    A year or so ago, I remembered the absolute indignation of a US immigrant to NZ, complaining that they had to go halfway across town for a 10 minute appointment to renew their work visa.

    Doing the same thing for a Kiwi in the US - well, you start queueing outside an INS office at 6am in the morning. If you're lucky, they may even see you that day.

  2. @Anon: Exactly right. I got my US Green Card (marriage) while a grad student. Insanely difficult relative to NZ.

  3. "So I went with scientists and put in a solid discussion of the microfoundations of endogenous growth theory for a minute."

    That's a terrible way to prove that you can function in English.

  4. @Keith: But I bet Josh had fun expounding on it. I would have. If constrained against insulting the guy.

    Fun Canada Customs story. In high school, we had to do work experience. So I went and hung out with customs for a day. Sat in the booth where Customs agents met folks who were coming back from the States.
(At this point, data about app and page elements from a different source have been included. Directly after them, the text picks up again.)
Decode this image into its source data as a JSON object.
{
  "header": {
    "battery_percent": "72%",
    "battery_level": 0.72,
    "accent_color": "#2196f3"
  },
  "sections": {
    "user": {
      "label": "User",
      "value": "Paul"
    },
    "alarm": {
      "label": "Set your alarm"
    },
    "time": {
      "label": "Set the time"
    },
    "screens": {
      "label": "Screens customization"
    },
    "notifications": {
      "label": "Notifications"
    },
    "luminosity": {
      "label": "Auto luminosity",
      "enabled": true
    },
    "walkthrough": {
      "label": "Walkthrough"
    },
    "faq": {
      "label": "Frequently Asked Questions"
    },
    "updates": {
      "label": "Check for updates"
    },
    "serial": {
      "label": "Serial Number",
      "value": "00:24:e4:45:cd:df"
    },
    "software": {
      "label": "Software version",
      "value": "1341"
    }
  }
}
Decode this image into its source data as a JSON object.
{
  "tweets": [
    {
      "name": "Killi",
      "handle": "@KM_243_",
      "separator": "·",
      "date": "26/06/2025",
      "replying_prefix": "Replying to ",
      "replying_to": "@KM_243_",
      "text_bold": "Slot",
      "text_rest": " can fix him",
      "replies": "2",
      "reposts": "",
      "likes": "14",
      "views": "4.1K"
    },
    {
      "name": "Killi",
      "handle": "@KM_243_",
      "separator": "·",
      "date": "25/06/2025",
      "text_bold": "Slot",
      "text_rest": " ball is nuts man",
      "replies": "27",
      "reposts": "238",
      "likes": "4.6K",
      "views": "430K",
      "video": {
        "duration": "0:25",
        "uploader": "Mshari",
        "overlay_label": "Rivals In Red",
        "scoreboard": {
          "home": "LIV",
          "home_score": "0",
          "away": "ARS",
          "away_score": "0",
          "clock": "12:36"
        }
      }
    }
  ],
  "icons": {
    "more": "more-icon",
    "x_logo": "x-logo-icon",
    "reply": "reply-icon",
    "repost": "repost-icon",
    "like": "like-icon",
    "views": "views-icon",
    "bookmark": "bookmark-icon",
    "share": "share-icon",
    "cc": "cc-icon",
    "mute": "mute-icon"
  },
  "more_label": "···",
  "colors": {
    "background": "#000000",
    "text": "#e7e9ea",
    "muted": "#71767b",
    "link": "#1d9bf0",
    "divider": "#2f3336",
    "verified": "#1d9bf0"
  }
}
Carload of Canadians of East Indian descent pulled up having gone across the line for some shopping. The Customs guy closed the window, turned to me and said "East Indians...they're the least patriotic of all Canadians." Still have a sour taste in my mouth from that one.

    On the US side: Summer of 1998. I'd been accepted into George Mason. The folks at Mason told me to try to get my student visa early so that I could get my SSN so they could get things set up for my stipend. I was working in Ottawa but went down to Detroit with a buddy for the weekend. Figured I'd take care of the visa stuff while crossing the border at Detroit. Went to the counter, told the woman behind the desk what the University had asked that I get sorted out. She said, exact words, "And if they told you that the sun shone at night and the moon shone in the daytime, would you have believed that too?" Then she buggered off for a coffee break, leaving me standing bewildered at an empty window 'till one of her colleagues saw that I was standing there, abandoned, came over and stamped my papers.

    Customs and immigration agents in most parts of the world are awful.... The worst drecks of humanity who wish nothing but to wield power over others.

    Everybody who thinks government is all for the good has never had to deal with immigration.

    On the plus side, I have not had a single bad experience with any part of New Zealand's immigration service.